Lately, I’ve spent more time on the road than in front of my computer.  During part of every trip I make it seems as if Finding Nemo is playing in the background.

And so I dedicate this post and this week to Dory, the forgetful little fish.

How has summer gotten in the way of your goals?  If you’re one of the rare writers who have kept on track despite the little surprises nature/family/friends like to throw your way, please tell us what you do to buckle down.

And, as always, just keep writing~

 

Knock-Out Novel Titles: a novelty or a necessity?

Please partake in this interactive post on titles, so we can learn together what works and why.

AgentQueryConnect is hosting a fun little challenge where writers post only their titles.  The purpose is to show the impact (or lack thereof) our titles make in a e-query, agent slush pile or on the bookshelf.

The questions are simple.  Would you read more, and why or why not?

It’s an interesting challenge, and one with interesting answers.  For example, my YA working title, WHISPERING MINDS, is under a bit of heat for reasons I would never have considered. 

So, how important is to find the right title before querying?

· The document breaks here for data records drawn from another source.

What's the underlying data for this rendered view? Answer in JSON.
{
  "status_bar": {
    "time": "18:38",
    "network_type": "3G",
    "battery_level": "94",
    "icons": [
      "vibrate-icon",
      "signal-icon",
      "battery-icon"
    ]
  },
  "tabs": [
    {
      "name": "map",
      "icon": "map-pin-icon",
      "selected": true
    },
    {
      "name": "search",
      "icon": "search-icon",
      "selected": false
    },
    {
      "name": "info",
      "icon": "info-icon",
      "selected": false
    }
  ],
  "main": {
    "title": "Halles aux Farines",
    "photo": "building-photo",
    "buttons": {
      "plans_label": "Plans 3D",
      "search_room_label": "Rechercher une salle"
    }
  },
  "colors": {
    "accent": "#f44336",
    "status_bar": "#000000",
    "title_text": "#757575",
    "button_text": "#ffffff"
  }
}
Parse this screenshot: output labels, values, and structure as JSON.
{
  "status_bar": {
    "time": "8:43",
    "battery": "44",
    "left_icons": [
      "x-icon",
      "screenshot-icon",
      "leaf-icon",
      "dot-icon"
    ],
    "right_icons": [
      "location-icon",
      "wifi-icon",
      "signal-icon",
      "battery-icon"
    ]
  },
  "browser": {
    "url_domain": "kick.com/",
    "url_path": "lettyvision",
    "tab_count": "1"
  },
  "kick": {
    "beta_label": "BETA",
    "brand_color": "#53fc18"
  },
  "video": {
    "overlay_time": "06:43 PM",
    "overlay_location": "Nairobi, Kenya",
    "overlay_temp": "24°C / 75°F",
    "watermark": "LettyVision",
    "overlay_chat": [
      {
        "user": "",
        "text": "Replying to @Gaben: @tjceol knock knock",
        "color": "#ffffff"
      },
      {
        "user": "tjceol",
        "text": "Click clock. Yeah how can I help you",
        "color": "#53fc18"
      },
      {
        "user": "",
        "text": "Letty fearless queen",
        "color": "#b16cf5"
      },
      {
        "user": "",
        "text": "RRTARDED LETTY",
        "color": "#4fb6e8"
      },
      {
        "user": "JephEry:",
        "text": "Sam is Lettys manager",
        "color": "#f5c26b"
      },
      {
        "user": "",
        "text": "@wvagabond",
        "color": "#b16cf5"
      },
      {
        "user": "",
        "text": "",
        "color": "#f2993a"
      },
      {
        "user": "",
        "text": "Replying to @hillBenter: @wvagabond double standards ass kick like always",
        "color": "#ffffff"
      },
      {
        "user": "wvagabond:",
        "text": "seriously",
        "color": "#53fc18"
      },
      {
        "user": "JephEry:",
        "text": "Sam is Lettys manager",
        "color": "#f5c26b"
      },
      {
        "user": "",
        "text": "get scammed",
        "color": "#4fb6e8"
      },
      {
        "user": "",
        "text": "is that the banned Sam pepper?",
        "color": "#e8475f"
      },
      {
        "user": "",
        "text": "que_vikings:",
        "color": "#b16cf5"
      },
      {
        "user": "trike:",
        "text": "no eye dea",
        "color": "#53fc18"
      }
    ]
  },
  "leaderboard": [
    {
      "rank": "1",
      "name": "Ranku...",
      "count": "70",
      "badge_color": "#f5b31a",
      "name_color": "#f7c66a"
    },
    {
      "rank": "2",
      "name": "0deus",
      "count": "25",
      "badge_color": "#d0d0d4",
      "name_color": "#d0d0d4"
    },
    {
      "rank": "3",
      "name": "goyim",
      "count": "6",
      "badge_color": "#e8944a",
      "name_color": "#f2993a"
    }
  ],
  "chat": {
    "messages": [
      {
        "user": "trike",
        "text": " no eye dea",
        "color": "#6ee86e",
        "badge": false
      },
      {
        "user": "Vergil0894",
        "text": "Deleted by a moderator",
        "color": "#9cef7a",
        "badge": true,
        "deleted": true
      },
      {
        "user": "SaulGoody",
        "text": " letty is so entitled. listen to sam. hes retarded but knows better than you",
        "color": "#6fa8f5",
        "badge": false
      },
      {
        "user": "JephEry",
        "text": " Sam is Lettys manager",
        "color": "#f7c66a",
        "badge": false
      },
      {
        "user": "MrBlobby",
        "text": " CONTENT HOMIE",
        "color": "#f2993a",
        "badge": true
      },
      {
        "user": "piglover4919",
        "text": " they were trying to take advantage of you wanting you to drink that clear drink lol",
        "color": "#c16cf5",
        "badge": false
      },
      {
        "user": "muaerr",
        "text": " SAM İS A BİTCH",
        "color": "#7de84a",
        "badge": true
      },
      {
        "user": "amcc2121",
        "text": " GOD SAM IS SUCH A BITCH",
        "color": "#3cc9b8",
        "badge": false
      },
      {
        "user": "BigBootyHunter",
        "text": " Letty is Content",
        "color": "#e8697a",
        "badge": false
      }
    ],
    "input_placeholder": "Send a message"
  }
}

  1. Not important at all.  Marketing will change it anyway.
  2. Not terribly important.  Fun is fine, but it’s not worth fretting over.
  3. So-so.  An interesting title might stand out in the crowd and keep the reader reading.
  4. Important enough.  Hey, I’ll take every opportunity I can get to nab agent attention.
  5. Extremely important.  It’s the first impression, dude, and we all know how hard those are to change. 

If you’re still not sure how to answer, hop on over to AQC and check out the Title Challenge.   Read through the list and you’ll quickly realize that some titles do, indeed, stand out in a crowd.

And now for my challenge.

  • Post the title from the AQ Challenge that you most want to read and explain why.
  • Without naming titles, describe the feeling you had when reading your least favorite title on the list. 
  • Answer again how important titles are to you.  If your opinion changed, let us know why. 
  • Also, feel free to share your working title and let us weigh in.

Curious minds want to know!